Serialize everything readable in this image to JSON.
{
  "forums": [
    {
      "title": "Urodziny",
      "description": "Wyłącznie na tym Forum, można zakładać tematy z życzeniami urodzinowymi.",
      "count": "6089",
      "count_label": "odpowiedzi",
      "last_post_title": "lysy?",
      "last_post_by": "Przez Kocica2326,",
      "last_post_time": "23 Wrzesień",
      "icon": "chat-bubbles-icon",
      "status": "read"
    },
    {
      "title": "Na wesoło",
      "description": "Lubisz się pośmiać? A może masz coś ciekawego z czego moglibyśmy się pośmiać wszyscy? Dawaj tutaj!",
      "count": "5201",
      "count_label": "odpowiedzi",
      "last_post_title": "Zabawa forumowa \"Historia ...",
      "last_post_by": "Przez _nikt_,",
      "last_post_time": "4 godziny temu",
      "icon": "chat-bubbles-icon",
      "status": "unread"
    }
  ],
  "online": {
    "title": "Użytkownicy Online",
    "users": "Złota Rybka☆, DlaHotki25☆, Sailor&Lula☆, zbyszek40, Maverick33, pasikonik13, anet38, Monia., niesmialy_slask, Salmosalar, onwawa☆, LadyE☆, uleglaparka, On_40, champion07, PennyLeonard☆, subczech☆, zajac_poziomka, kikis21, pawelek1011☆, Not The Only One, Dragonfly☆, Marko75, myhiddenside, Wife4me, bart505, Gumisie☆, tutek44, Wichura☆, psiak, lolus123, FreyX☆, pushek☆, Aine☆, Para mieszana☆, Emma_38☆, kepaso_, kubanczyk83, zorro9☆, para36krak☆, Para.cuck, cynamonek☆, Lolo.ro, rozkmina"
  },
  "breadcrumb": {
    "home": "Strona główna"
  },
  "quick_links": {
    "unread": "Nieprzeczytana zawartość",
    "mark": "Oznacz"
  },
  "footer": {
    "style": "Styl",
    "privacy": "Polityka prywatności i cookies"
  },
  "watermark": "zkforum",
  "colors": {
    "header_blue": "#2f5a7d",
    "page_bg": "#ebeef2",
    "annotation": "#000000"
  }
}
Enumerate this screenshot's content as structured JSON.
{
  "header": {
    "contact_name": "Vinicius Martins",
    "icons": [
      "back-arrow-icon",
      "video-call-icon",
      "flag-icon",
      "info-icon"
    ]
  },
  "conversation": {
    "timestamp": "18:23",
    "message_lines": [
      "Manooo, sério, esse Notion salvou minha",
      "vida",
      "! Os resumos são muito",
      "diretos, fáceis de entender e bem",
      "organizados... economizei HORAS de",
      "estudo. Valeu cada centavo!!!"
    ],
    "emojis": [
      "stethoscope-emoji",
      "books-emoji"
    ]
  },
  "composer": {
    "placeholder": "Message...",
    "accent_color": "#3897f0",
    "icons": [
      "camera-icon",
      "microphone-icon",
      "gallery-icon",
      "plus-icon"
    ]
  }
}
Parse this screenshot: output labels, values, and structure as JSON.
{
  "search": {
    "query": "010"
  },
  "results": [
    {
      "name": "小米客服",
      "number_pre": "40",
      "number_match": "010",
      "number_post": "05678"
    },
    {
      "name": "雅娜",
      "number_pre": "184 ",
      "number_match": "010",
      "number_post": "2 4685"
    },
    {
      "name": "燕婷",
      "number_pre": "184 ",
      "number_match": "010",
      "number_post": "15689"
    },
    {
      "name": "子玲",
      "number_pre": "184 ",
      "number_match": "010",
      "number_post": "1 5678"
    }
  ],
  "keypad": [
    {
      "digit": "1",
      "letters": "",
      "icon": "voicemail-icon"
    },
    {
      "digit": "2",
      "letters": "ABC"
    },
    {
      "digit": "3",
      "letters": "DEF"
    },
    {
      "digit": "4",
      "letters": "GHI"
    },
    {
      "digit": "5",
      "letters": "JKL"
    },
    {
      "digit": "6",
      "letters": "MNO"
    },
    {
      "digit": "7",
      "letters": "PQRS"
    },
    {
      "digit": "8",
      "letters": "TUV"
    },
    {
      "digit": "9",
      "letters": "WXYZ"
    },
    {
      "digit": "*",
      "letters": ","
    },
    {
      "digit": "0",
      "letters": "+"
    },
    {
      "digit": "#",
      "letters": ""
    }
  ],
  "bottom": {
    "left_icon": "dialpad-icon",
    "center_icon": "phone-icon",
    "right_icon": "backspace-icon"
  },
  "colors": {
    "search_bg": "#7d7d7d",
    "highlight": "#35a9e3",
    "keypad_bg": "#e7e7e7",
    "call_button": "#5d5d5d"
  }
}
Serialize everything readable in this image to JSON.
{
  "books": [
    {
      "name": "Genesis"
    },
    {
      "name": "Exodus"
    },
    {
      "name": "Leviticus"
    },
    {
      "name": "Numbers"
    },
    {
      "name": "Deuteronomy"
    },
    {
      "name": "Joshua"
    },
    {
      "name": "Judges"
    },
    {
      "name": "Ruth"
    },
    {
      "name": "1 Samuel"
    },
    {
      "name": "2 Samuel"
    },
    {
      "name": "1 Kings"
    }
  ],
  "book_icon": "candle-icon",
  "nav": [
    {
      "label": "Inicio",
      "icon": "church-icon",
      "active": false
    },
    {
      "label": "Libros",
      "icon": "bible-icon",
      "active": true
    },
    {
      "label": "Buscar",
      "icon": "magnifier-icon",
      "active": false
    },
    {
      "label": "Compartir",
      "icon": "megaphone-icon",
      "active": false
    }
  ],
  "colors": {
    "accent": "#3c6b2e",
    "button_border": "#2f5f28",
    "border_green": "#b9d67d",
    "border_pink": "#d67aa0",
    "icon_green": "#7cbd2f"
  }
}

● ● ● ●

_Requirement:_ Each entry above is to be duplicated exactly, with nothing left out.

_Exercise solution:_
Serialize everything readable in this image to JSON.
{
  "forums": [
    {
      "title": "Urodziny",
      "description": "Wyłącznie na tym Forum, można zakładać tematy z życzeniami urodzinowymi.",
      "count": "6089",
      "count_label": "odpowiedzi",
      "last_post_title": "lysy?",
      "last_post_by": "Przez Kocica2326,",
      "last_post_time": "23 Wrzesień",
      "icon": "chat-bubbles-icon",
      "status": "read"
    },
    {
      "title": "Na wesoło",
      "description": "Lubisz się pośmiać? A może masz coś ciekawego z czego moglibyśmy się pośmiać wszyscy? Dawaj tutaj!",
      "count": "5201",
      "count_label": "odpowiedzi",
      "last_post_title": "Zabawa forumowa \"Historia ...",
      "last_post_by": "Przez _nikt_,",
      "last_post_time": "4 godziny temu",
      "icon": "chat-bubbles-icon",
      "status": "unread"
    }
  ],
  "online": {
    "title": "Użytkownicy Online",
    "users": "Złota Rybka☆, DlaHotki25☆, Sailor&Lula☆, zbyszek40, Maverick33, pasikonik13, anet38, Monia., niesmialy_slask, Salmosalar, onwawa☆, LadyE☆, uleglaparka, On_40, champion07, PennyLeonard☆, subczech☆, zajac_poziomka, kikis21, pawelek1011☆, Not The Only One, Dragonfly☆, Marko75, myhiddenside, Wife4me, bart505, Gumisie☆, tutek44, Wichura☆, psiak, lolus123, FreyX☆, pushek☆, Aine☆, Para mieszana☆, Emma_38☆, kepaso_, kubanczyk83, zorro9☆, para36krak☆, Para.cuck, cynamonek☆, Lolo.ro, rozkmina"
  },
  "breadcrumb": {
    "home": "Strona główna"
  },
  "quick_links": {
    "unread": "Nieprzeczytana zawartość",
    "mark": "Oznacz"
  },
  "footer": {
    "style": "Styl",
    "privacy": "Polityka prywatności i cookies"
  },
  "watermark": "zkforum",
  "colors": {
    "header_blue": "#2f5a7d",
    "page_bg": "#ebeef2",
    "annotation": "#000000"
  }
}
Enumerate this screenshot's content as structured JSON.
{
  "header": {
    "contact_name": "Vinicius Martins",
    "icons": [
      "back-arrow-icon",
      "video-call-icon",
      "flag-icon",
      "info-icon"
    ]
  },
  "conversation": {
    "timestamp": "18:23",
    "message_lines": [
      "Manooo, sério, esse Notion salvou minha",
      "vida",
      "! Os resumos são muito",
      "diretos, fáceis de entender e bem",
      "organizados... economizei HORAS de",
      "estudo. Valeu cada centavo!!!"
    ],
    "emojis": [
      "stethoscope-emoji",
      "books-emoji"
    ]
  },
  "composer": {
    "placeholder": "Message...",
    "accent_color": "#3897f0",
    "icons": [
      "camera-icon",
      "microphone-icon",
      "gallery-icon",
      "plus-icon"
    ]
  }
}
Parse this screenshot: output labels, values, and structure as JSON.
{
  "search": {
    "query": "010"
  },
  "results": [
    {
      "name": "小米客服",
      "number_pre": "40",
      "number_match": "010",
      "number_post": "05678"
    },
    {
      "name": "雅娜",
      "number_pre": "184 ",
      "number_match": "010",
      "number_post": "2 4685"
    },
    {
      "name": "燕婷",
      "number_pre": "184 ",
      "number_match": "010",
      "number_post": "15689"
    },
    {
      "name": "子玲",
      "number_pre": "184 ",
      "number_match": "010",
      "number_post": "1 5678"
    }
  ],
  "keypad": [
    {
      "digit": "1",
      "letters": "",
      "icon": "voicemail-icon"
    },
    {
      "digit": "2",
      "letters": "ABC"
    },
    {
      "digit": "3",
      "letters": "DEF"
    },
    {
      "digit": "4",
      "letters": "GHI"
    },
    {
      "digit": "5",
      "letters": "JKL"
    },
    {
      "digit": "6",
      "letters": "MNO"
    },
    {
      "digit": "7",
      "letters": "PQRS"
    },
    {
      "digit": "8",
      "letters": "TUV"
    },
    {
      "digit": "9",
      "letters": "WXYZ"
    },
    {
      "digit": "*",
      "letters": ","
    },
    {
      "digit": "0",
      "letters": "+"
    },
    {
      "digit": "#",
      "letters": ""
    }
  ],
  "bottom": {
    "left_icon": "dialpad-icon",
    "center_icon": "phone-icon",
    "right_icon": "backspace-icon"
  },
  "colors": {
    "search_bg": "#7d7d7d",
    "highlight": "#35a9e3",
    "keypad_bg": "#e7e7e7",
    "call_button": "#5d5d5d"
  }
}
Serialize everything readable in this image to JSON.
{
  "books": [
    {
      "name": "Genesis"
    },
    {
      "name": "Exodus"
    },
    {
      "name": "Leviticus"
    },
    {
      "name": "Numbers"
    },
    {
      "name": "Deuteronomy"
    },
    {
      "name": "Joshua"
    },
    {
      "name": "Judges"
    },
    {
      "name": "Ruth"
    },
    {
      "name": "1 Samuel"
    },
    {
      "name": "2 Samuel"
    },
    {
      "name": "1 Kings"
    }
  ],
  "book_icon": "candle-icon",
  "nav": [
    {
      "label": "Inicio",
      "icon": "church-icon",
      "active": false
    },
    {
      "label": "Libros",
      "icon": "bible-icon",
      "active": true
    },
    {
      "label": "Buscar",
      "icon": "magnifier-icon",
      "active": false
    },
    {
      "label": "Compartir",
      "icon": "megaphone-icon",
      "active": false
    }
  ],
  "colors": {
    "accent": "#3c6b2e",
    "button_border": "#2f5f28",
    "border_green": "#b9d67d",
    "border_pink": "#d67aa0",
    "icon_green": "#7cbd2f"
  }
}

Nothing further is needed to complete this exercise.